▶ **Task item**
Could you give the data below again, exactly and completely?

------ Data supplied ------

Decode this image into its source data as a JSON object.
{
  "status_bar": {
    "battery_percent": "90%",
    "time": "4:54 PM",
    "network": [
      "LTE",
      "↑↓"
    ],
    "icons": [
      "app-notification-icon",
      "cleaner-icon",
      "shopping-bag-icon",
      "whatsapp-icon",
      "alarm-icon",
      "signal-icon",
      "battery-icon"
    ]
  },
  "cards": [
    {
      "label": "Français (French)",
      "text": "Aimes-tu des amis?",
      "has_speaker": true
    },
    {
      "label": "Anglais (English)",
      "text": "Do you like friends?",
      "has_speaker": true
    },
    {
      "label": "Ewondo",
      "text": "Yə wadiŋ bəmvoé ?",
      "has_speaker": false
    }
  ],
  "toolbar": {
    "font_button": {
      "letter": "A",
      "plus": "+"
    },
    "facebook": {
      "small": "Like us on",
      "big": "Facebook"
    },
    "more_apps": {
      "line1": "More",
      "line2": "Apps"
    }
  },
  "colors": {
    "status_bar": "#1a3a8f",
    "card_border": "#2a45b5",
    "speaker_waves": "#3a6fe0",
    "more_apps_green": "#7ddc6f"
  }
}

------

▶ **Problem solution**
Decode this image into its source data as a JSON object.
{
  "status_bar": {
    "battery_percent": "90%",
    "time": "4:54 PM",
    "network": [
      "LTE",
      "↑↓"
    ],
    "icons": [
      "app-notification-icon",
      "cleaner-icon",
      "shopping-bag-icon",
      "whatsapp-icon",
      "alarm-icon",
      "signal-icon",
      "battery-icon"
    ]
  },
  "cards": [
    {
      "label": "Français (French)",
      "text": "Aimes-tu des amis?",
      "has_speaker": true
    },
    {
      "label": "Anglais (English)",
      "text": "Do you like friends?",
      "has_speaker": true
    },
    {
      "label": "Ewondo",
      "text": "Yə wadiŋ bəmvoé ?",
      "has_speaker": false
    }
  ],
  "toolbar": {
    "font_button": {
      "letter": "A",
      "plus": "+"
    },
    "facebook": {
      "small": "Like us on",
      "big": "Facebook"
    },
    "more_apps": {
      "line1": "More",
      "line2": "Apps"
    }
  },
  "colors": {
    "status_bar": "#1a3a8f",
    "card_border": "#2a45b5",
    "speaker_waves": "#3a6fe0",
    "more_apps_green": "#7ddc6f"
  }
}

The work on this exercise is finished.